A few months back, it became clear that Norwegian Air Shuttle’s financial position is far from ideal and that the airlines’ solvency may be at risk. The airline has currently shifted its objective to restoring profitability and is undergoing a turnaround, yet it has a heavy burden of debt that is hanging right above its operational capability.
Short introduction about Norwegian
Norwegian Air Shuttle was founded in 1993 to operate small regional routes in Norway for Braathens (a Norwegian airline later acquired by SAS). In the following years, it expanded its services in Norway, flying mainly Fokker 50 aircraft.
Only since 2002 has the airline rebranded as Norwegian and shifted to a low cost operating model. At that time, it also launched its second hub at Warsaw Chopin Airport (WAW). Since then, Norwegian’s aggressive expansion strategy led the airline to a fleet of 165 aircraft in 2018, transporting 37 million passengers.
A characteristic aspect of Norwegian’s operations is establishing a large number of subsidiaries. In 2012, Norwegian Long Haul was formed, in 2014, Norwegian Air International, in 2015, Norwegian Air UK and in 2018, Norwegian Air Sweden AB. Surprisingly, Norwegian even launched Norwegian Air Argentina in 2017.
The formation of each of the subsidiaries was motivated by different reasons, yet such organizational fragmentation remains a distinctive feature of Norwegian’s business model. However, a key disruptive approach that Norwegian has brought to the European market was the low-cost long-haul flights that commenced in 2016.
The current struggles
Worries about Norwegian’s weak financial situation have been around for a while, yet they intensified after the bankruptcy of Thomas Cook. Some see Norwegian Air Shuttle as the “next major airline to fail”. The airline is currently undergoing a turnaround, which is aimed at restoring profitability.
As a result, Norwegian has sold off Norwegian Argentina to JetSMART airlines. Furthermore, in mid-2019, it announced European short-haul network moderation, which included canceling some routes and reducing the frequency on others for the winter 2019/20 season.
In September and November, Norwegian axed its long-haul connections to the US and Canada, both from Ireland and some Scandinavian airports. On top of that, Norwegian’s CEO and co-founder has stepped down this year. In recent months, the airline has also restructured some of its outstanding debt and raised additional capital to finance its operations. It has even sold some of its aircraft in order to liquidize cash.
The truth is that Norwegian is probably the airline whose profitability was most significantly impacted by Boeing’s issues. The entire fleet is composed of Boeing 787’s and 737’s with 118 MAX on order. The long haul operations were severely impacted by the issues with Dreamliner’s engines, forcing leases, reducing operational profitability and lowering passenger comfort, which remains so significant on long haul routes.
Additionally, the grounding and delivery delays of the MAX aircraft have resulted in higher costs, the impossibility of operating certain routes and a compromise of the entire fleet plan which the airline had in place.
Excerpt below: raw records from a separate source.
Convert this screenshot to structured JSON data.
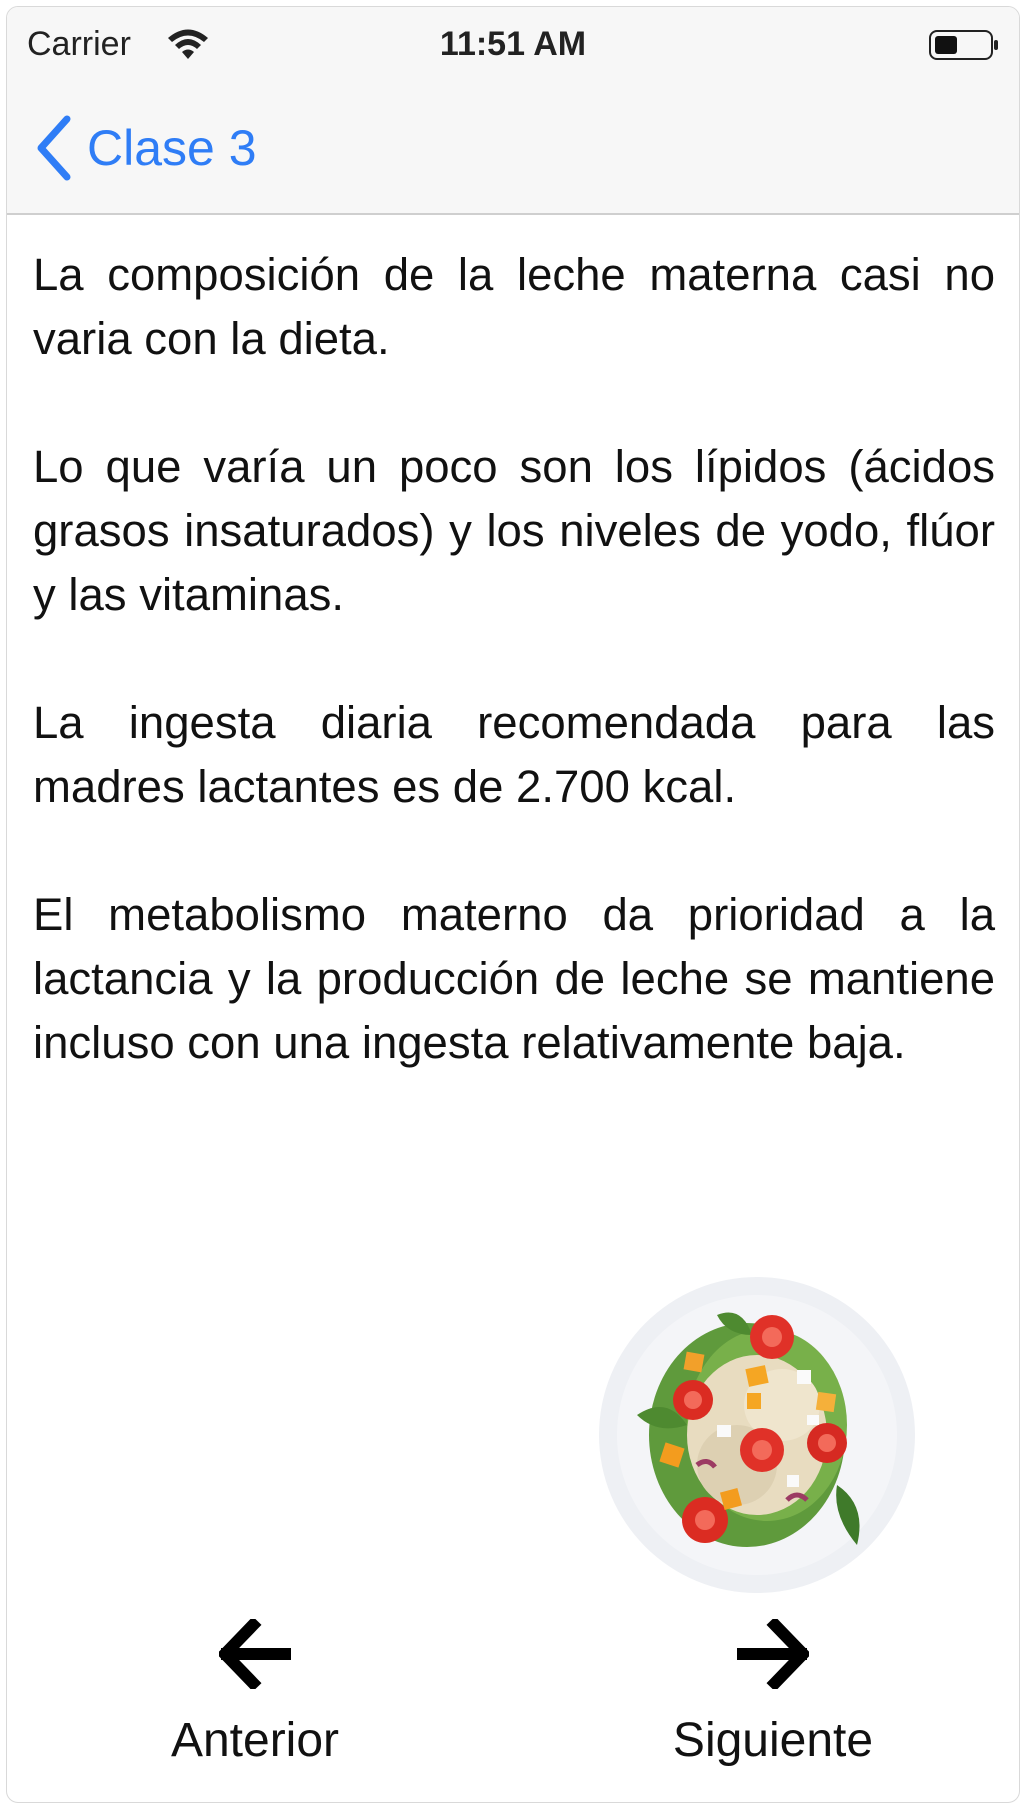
{
  "status_bar": {
    "carrier": "Carrier",
    "time": "11:51 AM",
    "wifi_icon": "wifi-icon",
    "battery_icon": "battery-icon"
  },
  "nav_bar": {
    "back_label": "Clase 3",
    "back_icon": "chevron-left-icon",
    "accent_color": "#2f7df6"
  },
  "content": {
    "paragraphs": [
      "La composición de la leche materna casi no varia con la dieta.",
      "Lo que varía un poco son los lípidos (ácidos grasos insaturados) y los niveles de yodo, flúor y las vitaminas.",
      "La ingesta diaria recomendada para las madres lactantes es de 2.700 kcal.",
      "El metabolismo materno da prioridad a la lactancia y la producción de leche se mantiene incluso con una ingesta relativamente baja."
    ],
    "image": "salad-plate-image"
  },
  "footer": {
    "prev_label": "Anterior",
    "prev_icon": "arrow-left-icon",
    "next_label": "Siguiente",
    "next_icon": "arrow-right-icon"
  }
}
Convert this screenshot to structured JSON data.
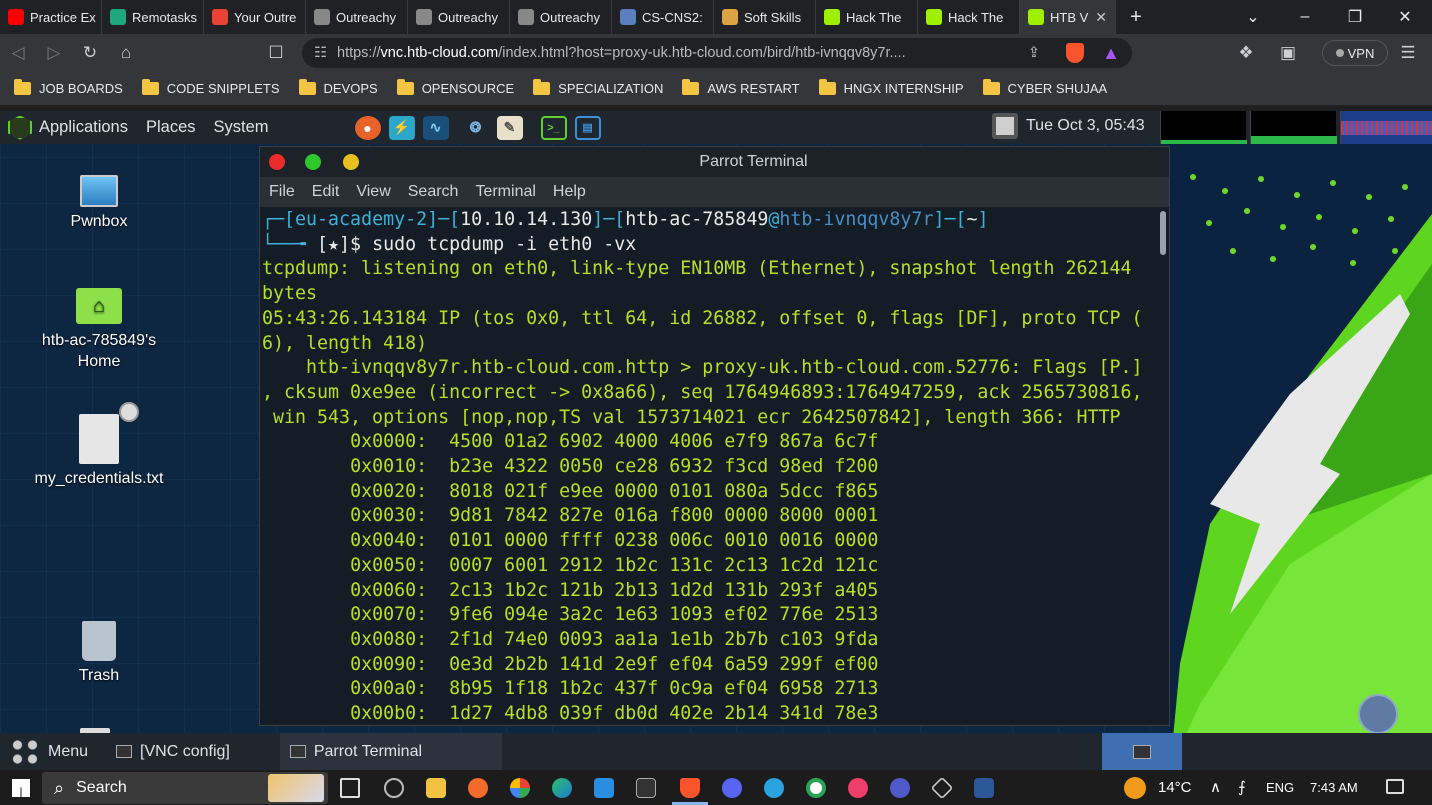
{
  "browser": {
    "tabs": [
      {
        "label": "Practice Ex",
        "icon": "youtube-icon",
        "color": "#ff0000"
      },
      {
        "label": "Remotasks",
        "icon": "remotasks-icon",
        "color": "#1fa87d"
      },
      {
        "label": "Your Outre",
        "icon": "gmail-icon",
        "color": "#ea4335"
      },
      {
        "label": "Outreachy",
        "icon": "outreachy-icon",
        "color": "#888888"
      },
      {
        "label": "Outreachy",
        "icon": "outreachy-icon",
        "color": "#888888"
      },
      {
        "label": "Outreachy",
        "icon": "outreachy-icon",
        "color": "#888888"
      },
      {
        "label": "CS-CNS2:",
        "icon": "doc-icon",
        "color": "#5b7fbf"
      },
      {
        "label": "Soft Skills",
        "icon": "doc-icon",
        "color": "#d9a441"
      },
      {
        "label": "Hack The",
        "icon": "htb-cube-icon",
        "color": "#9fef00"
      },
      {
        "label": "Hack The",
        "icon": "htb-cube-icon",
        "color": "#9fef00"
      },
      {
        "label": "HTB V",
        "icon": "htb-cube-icon",
        "color": "#9fef00",
        "active": true
      }
    ],
    "new_tab": "+",
    "url_prefix": "https://",
    "url_host": "vnc.htb-cloud.com",
    "url_rest": "/index.html?host=proxy-uk.htb-cloud.com/bird/htb-ivnqqv8y7r....",
    "vpn_label": "VPN",
    "bookmarks": [
      "JOB BOARDS",
      "CODE SNIPPLETS",
      "DEVOPS",
      "OPENSOURCE",
      "SPECIALIZATION",
      "AWS RESTART",
      "HNGX INTERNSHIP",
      "CYBER SHUJAA"
    ]
  },
  "parrot": {
    "menu": [
      "Applications",
      "Places",
      "System"
    ],
    "clock": "Tue Oct  3, 05:43",
    "desktop_icons": [
      {
        "label": "Pwnbox",
        "icon": "monitor-icon"
      },
      {
        "label": "htb-ac-785849's\nHome",
        "icon": "home-folder-icon"
      },
      {
        "label": "my_credentials.txt",
        "icon": "text-file-icon"
      },
      {
        "label": "Trash",
        "icon": "trash-icon"
      }
    ],
    "taskbar": {
      "menu_label": "Menu",
      "items": [
        "[VNC config]",
        "Parrot Terminal"
      ]
    }
  },
  "terminal": {
    "title": "Parrot Terminal",
    "menu": [
      "File",
      "Edit",
      "View",
      "Search",
      "Terminal",
      "Help"
    ],
    "prompt": {
      "academy": "eu-academy-2",
      "ip": "10.10.14.130",
      "user": "htb-ac-785849",
      "host": "htb-ivnqqv8y7r",
      "dir": "~",
      "marker": "[★]$",
      "command": "sudo tcpdump -i eth0 -vx"
    },
    "output": [
      "tcpdump: listening on eth0, link-type EN10MB (Ethernet), snapshot length 262144",
      "bytes",
      "05:43:26.143184 IP (tos 0x0, ttl 64, id 26882, offset 0, flags [DF], proto TCP (",
      "6), length 418)",
      "    htb-ivnqqv8y7r.htb-cloud.com.http > proxy-uk.htb-cloud.com.52776: Flags [P.]",
      ", cksum 0xe9ee (incorrect -> 0x8a66), seq 1764946893:1764947259, ack 2565730816,",
      " win 543, options [nop,nop,TS val 1573714021 ecr 2642507842], length 366: HTTP",
      "\t0x0000:  4500 01a2 6902 4000 4006 e7f9 867a 6c7f",
      "\t0x0010:  b23e 4322 0050 ce28 6932 f3cd 98ed f200",
      "\t0x0020:  8018 021f e9ee 0000 0101 080a 5dcc f865",
      "\t0x0030:  9d81 7842 827e 016a f800 0000 8000 0001",
      "\t0x0040:  0101 0000 ffff 0238 006c 0010 0016 0000",
      "\t0x0050:  0007 6001 2912 1b2c 131c 2c13 1c2d 121c",
      "\t0x0060:  2c13 1b2c 121b 2b13 1d2d 131b 293f a405",
      "\t0x0070:  9fe6 094e 3a2c 1e63 1093 ef02 776e 2513",
      "\t0x0080:  2f1d 74e0 0093 aa1a 1e1b 2b7b c103 9fda",
      "\t0x0090:  0e3d 2b2b 141d 2e9f ef04 6a59 299f ef00",
      "\t0x00a0:  8b95 1f18 1b2c 437f 0c9a ef04 6958 2713",
      "\t0x00b0:  1d27 4db8 039f db0d 402e 2b14 341d 78e3"
    ]
  },
  "windows": {
    "search_label": "Search",
    "weather": "14°C",
    "lang": "ENG",
    "time": "7:43 AM"
  }
}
Norwegian remains one of a few airlines who are fully exposed to Boeing’s aircraft and its business model requires low operational costs along with efficiency. Both of these aspects were severely impacted by Boeing. Having said that, those issues have only magnified the issues of aggressive expansion and huge debt the airline has.
Opinions may vary but numbers don’t lie. Is there a better way to learn about airlines’ financial performance other than looking at how it is perceived by the investors? Well, Norwegian has lost 80% of its market cap YTD. However, over the last six months, the price remained constant. Since 2015, the stock is down 90%. The two key reasons for this are the lack of profitability and high debt burden.
Despite increasing revenues, Norwegian lost money both in 2017 of -1.8bn NOK ($200m) and in 2018 of -1.46bn NOK ($170m). It will probably do so in 2019 as well, as its YTD profits at the end of Q3 were 1.2bn NOK ($140m) less than in 2018.
Lack of profitability alongside the aggressive expansion earlier on has used up a lot of Norwegian’s cash. Despite the turnaround plan, its cash balances have gone down to 2.9bn NOK ($330m) at the end of Q3 2019, from 3.2bn NOK ($360m) in 2018.
On top of that, there is a massive net debt which, including lease obligations, accounts for 62bn NOK ($7.1bn). Norwegian’s debt to equity ratio stands at 11.9, while the current ratio is at 0.61, both showcasing the significant debt that the airline is struggling with.
The two key worrying aspects are the inability of the airline to increase its net cash position, as well as the significantly rising interest expenses, which have gone up almost 300% YTD. Even great operational performance, higher revenues, and lower costs might not be enough on its own for the airline to remain cash-flow positive without a need for additional financing, aircraft sales or debt restructuring.